Four representatives of the NAACP and the U.S. Department of Justice met with Norfolk Mayor Sue Fuchtman Thursday to talk about a controversial float in the Fourth of July parade.
The meeting included the mayor, city administrator Shane Weidner and members of the Independent Order of Odd Fellows, which organized the parade.
The Justice Department official is a member of the Community Relations Service team that handles discrimination disputes.
The float in question depicted a distraught looking mannequin in overalls in front of an outhouse with the words Obama Presidential Library on the side.
"The state area NAACP has received numerous concerns and inquiries about this issue," Iowa-Nebraska NAACP President Betty C. Andrews said in a news release.
Weidner said the meeting was very positive and, for him, more of a listening session.
"We listened to their recommendations and realized that we have folks that are feeling underrepresented in our community," Weidner said. "It was a wake-up call."
On Sunday, the committee that put on the 39th annual Odd Fellows parade said it won't change its policy on entries in the wake of an uproar over the outhouse float.
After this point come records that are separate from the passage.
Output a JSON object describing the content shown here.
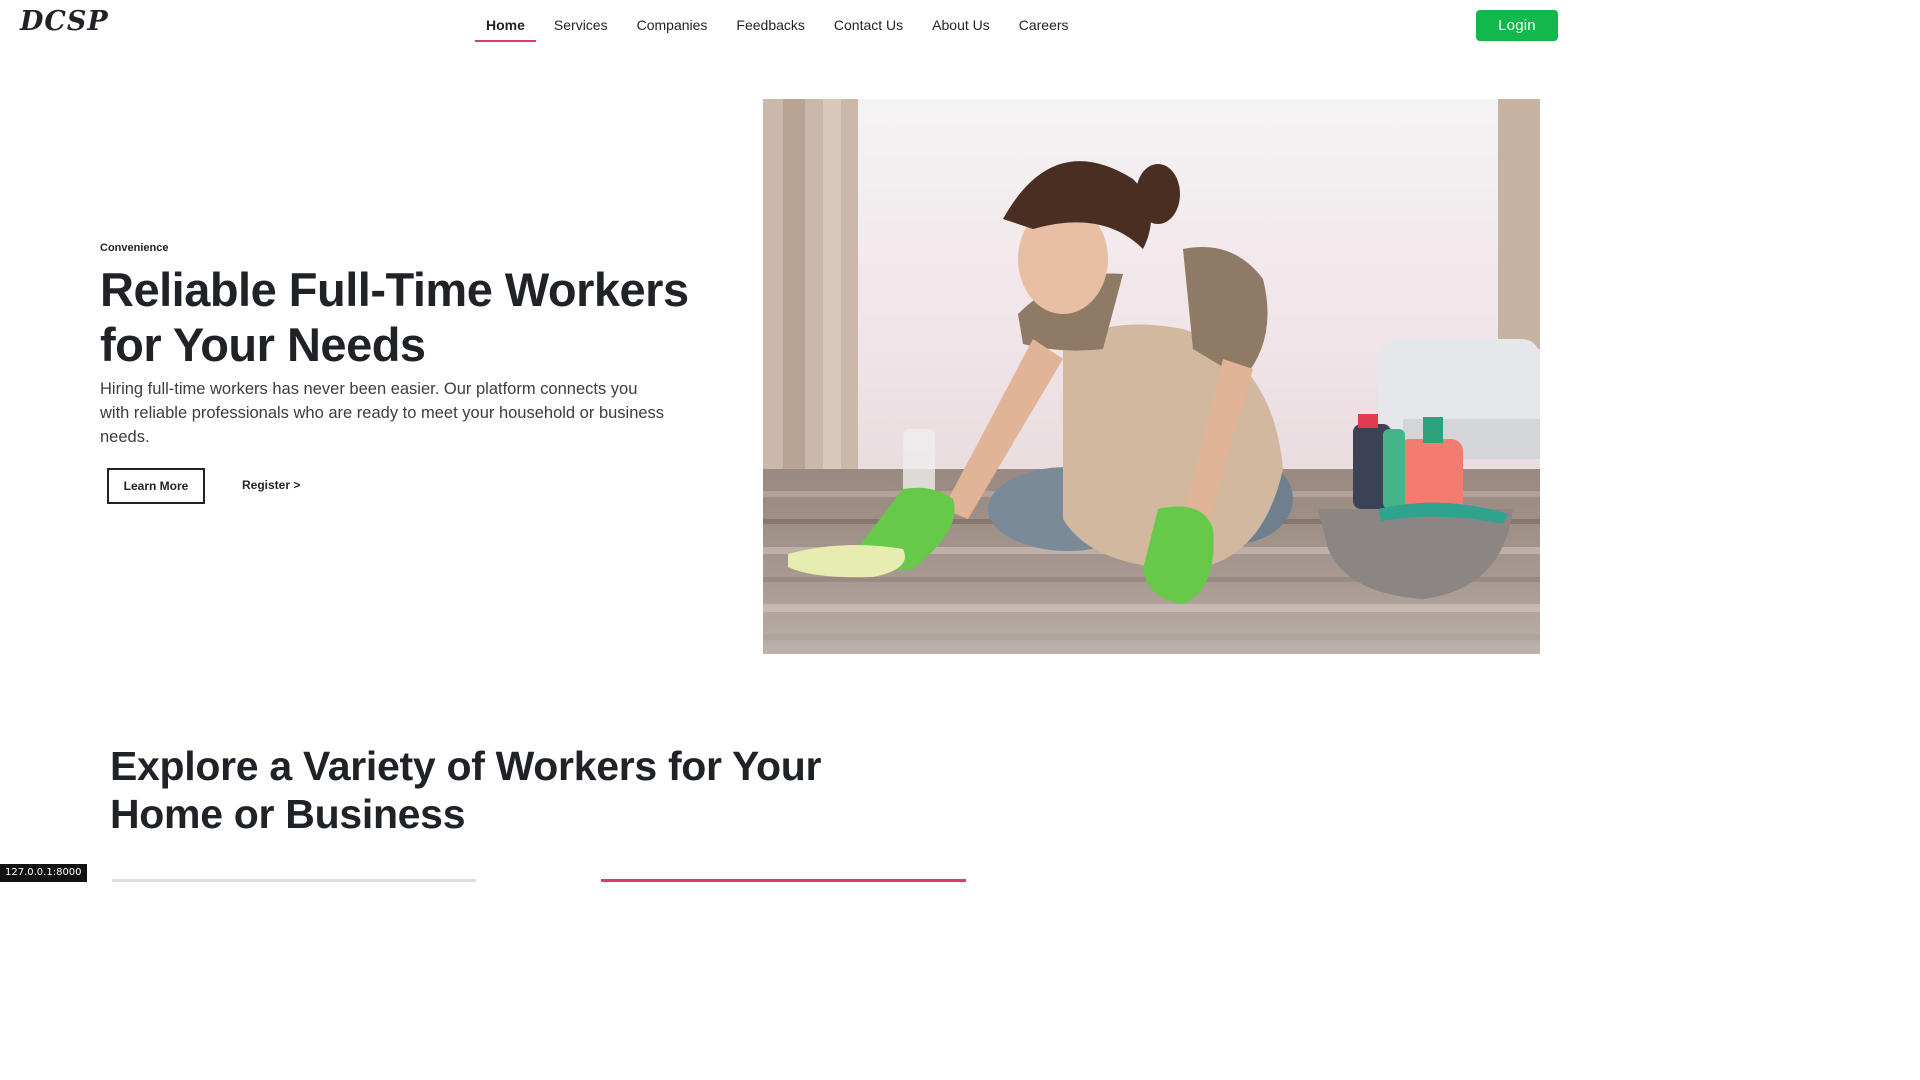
{
  "header": {
    "logo": "DCSP",
    "nav": [
      {
        "label": "Home",
        "active": true
      },
      {
        "label": "Services"
      },
      {
        "label": "Companies"
      },
      {
        "label": "Feedbacks"
      },
      {
        "label": "Contact Us"
      },
      {
        "label": "About Us"
      },
      {
        "label": "Careers"
      }
    ],
    "login_label": "Login"
  },
  "hero": {
    "eyebrow": "Convenience",
    "title": "Reliable Full-Time Workers for Your Needs",
    "description": "Hiring full-time workers has never been easier. Our platform connects you with reliable professionals who are ready to meet your household or business needs.",
    "learn_more_label": "Learn More",
    "register_label": "Register >"
  },
  "section": {
    "title": "Explore a Variety of Workers for Your Home or Business"
  },
  "status_bar": "127.0.0.1:8000",
  "colors": {
    "accent": "#e3386a",
    "login_green": "#12b84b",
    "text_dark": "#1f2226"
  }
}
The current policy only bans lewd and sexually explicit floats.
Following the meeting with the NAACP, the Odd Fellows said it will consider adding more diversity to the committee.
The outhouse float won an honorable mention by three volunteer judges and was registered as political satire.
Dale Remmich of rural Norfolk made the float and has said the mannequin depicted him, not President Barack Obama. Remmich has said he made it to represent his frustration with the president’s management of the Veterans Affairs Department.
He did not intend for the float to make a racial statement, he said.
“I’ve got my bibs on, my walker, I’m covering my ears and I’m turning a bit green. I intended it to look like a zombie who has had enough,” Remmich said.
The response to the float has proved a lesson in the power of social media more than anything, Weidner said.
"I feel like people were trying to light the fuse of a bomb buried in Norfolk," he said. "The truth is that bomb is not there — we really have no huge looming problem here."
But the controversy has opened up a discussion, he said.
"Can we get better at serving all of our residents?" he said. "Absolutely. We are starting slow, but we will grow from this."